Your objective
Scan the records below. Copy every line in which the word "hover" appears.

*** The input ***

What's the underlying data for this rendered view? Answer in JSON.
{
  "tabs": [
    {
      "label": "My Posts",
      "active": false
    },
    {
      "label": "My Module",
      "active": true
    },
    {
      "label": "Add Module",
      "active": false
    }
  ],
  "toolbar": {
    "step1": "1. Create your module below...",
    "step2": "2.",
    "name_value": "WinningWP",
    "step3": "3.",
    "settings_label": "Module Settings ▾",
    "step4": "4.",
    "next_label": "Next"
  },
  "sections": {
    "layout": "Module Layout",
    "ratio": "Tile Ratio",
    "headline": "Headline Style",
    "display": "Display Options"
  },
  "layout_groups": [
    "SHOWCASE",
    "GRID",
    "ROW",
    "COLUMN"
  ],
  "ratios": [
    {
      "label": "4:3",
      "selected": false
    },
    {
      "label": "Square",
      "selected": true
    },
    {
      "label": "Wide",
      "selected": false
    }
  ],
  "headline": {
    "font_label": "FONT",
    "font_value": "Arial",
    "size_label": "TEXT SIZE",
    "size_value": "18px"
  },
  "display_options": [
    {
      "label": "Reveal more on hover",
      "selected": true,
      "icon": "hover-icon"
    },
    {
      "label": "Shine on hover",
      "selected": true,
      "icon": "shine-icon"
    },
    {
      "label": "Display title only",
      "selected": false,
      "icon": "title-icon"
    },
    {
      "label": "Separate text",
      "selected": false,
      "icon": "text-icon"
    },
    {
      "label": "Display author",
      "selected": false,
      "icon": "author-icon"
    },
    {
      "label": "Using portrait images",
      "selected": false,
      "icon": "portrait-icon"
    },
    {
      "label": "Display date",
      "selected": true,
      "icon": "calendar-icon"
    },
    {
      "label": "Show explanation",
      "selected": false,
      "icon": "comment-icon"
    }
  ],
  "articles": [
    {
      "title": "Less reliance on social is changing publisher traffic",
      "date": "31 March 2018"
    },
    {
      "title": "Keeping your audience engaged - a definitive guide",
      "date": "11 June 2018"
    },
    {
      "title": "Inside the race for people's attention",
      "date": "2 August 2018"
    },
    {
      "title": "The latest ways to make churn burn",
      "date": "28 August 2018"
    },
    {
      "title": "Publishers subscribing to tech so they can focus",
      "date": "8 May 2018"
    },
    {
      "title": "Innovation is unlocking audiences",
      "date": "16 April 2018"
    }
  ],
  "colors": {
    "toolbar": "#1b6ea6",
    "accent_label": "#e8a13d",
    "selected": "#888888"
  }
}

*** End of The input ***

Exercise output
      "label": "Reveal more on hover",
      "icon": "hover-icon"
      "label": "Shine on hover",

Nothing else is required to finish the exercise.